    These have been popular for some time now. I’ve been recently making them for myself and friends. They are REALLY easy to make and totally fun. Don’t spend $20-$25 on them, make them yourself! Stormdrane has one of the best sites out there and he posts to both edcforums.conf as well as instructables.

  20. Halloween Jack says:

    If only I could figure out how to wrap my iPhone in paracord and still have it be usable…

  21. Doctor What says:

    Saw these on instructables almost a year ago. Wait… The license on the site gives a year patent. Conspiracy?

  22. beejamin says:

    I wear a couple of wraps of tough string around my wrist for this sort of thing – admittedly more for tying up boxes so I can carry them home – this looks brilliant!

  23. Waterlilygirl says:

    I’d so wear this if I was picked for Survivor!

  24. ValuedRug says:

    Hmm, the crossfit journal (subscription required) recently posted an article on a guy hiking through a mountain pass. He fell into a crevasse, and had no climbing equipment. Based on nature of the hike and the terrain, it wasn’t a trail where people would carry ropes or expect to find a crevasse.
    His buddy pulled loops of fabric off of their equipment and tied them together; the ultimate “bedsheet rope”. Other people stopped to help, and they made a 25-30 ft string. The guy ended up pulling himself out on this tiny strand, and lived to tell the tale.
    In that light- this product actually looks useful.

  25. Takuan says:

    love the links in here!

  26. Anonymous says:

    I’ve had a bracelet that a friend made for me out of Prusik rope for about four years now. I really only wear it for aesthetic purposes, and I tie it much differently, but I really dig that I could actually use it to go climbing.

  27. samu says:

    Just pair this with our chic yet manly grappling hook earrings for ever-ready chasm traversal capability!

Leave a Reply

Your email address will not be published.

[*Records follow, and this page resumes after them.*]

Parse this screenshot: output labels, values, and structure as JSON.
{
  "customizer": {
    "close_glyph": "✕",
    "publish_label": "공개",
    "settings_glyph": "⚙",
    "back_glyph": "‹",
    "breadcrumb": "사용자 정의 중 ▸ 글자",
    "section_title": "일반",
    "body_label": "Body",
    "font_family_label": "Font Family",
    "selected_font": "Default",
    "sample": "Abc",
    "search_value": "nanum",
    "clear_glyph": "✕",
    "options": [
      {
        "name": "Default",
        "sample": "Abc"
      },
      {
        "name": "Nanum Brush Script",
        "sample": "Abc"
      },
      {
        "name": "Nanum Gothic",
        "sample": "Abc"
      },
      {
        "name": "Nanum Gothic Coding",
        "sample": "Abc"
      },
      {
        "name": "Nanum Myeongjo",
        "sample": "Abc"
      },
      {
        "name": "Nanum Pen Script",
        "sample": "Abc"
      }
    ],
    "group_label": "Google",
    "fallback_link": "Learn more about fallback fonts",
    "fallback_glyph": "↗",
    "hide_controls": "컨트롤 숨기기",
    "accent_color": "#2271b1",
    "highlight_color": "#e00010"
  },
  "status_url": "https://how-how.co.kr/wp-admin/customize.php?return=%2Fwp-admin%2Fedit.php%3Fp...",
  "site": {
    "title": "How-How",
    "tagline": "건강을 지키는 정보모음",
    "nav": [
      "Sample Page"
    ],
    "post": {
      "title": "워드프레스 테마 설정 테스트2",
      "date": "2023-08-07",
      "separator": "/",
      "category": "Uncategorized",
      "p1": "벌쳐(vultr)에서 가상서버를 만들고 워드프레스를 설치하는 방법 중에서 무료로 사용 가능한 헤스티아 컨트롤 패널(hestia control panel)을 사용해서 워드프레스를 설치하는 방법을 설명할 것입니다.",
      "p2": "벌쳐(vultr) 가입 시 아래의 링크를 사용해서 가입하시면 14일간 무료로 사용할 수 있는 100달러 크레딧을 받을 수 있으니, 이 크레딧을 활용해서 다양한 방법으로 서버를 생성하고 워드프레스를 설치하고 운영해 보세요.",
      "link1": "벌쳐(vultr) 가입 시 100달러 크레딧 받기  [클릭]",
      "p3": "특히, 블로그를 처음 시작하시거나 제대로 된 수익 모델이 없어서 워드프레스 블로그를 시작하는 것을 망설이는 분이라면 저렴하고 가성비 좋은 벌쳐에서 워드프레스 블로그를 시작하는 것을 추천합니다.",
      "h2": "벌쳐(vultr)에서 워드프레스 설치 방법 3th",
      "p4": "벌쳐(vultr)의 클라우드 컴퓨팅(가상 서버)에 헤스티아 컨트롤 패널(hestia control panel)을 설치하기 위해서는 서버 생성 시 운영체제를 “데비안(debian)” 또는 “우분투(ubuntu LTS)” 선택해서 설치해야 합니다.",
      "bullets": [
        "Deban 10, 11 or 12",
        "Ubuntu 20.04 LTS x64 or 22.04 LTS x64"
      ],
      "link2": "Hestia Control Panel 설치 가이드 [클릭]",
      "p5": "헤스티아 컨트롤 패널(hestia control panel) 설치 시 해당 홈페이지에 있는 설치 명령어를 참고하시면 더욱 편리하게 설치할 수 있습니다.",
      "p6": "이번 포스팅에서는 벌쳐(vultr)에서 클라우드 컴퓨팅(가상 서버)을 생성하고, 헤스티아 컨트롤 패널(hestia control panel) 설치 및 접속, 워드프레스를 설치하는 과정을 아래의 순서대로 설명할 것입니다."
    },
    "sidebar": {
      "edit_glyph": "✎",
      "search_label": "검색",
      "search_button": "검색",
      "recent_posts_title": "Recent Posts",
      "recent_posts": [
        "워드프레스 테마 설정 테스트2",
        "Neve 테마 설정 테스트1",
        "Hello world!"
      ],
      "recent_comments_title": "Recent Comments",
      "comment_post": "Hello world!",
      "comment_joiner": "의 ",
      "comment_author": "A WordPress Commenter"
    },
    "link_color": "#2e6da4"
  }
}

Required fields are marked *

You may use these HTML tags and attributes: <a href="" title=""> <abbr title=""> <acronym title=""> <b> <blockquote cite=""> <cite> <code> <del datetime=""> <em> <i> <q cite=""> <strike> <strong>


More BB

Boing Boing Video

Flickr Pool




Displays ads via FM Tech

RSS and Email

This work is licensed under a Creative Commons License permitting non-commercial sharing with attribution. Boing Boing is a trademark of Happy Mutants LLC in the United States and other countries.

FM Tech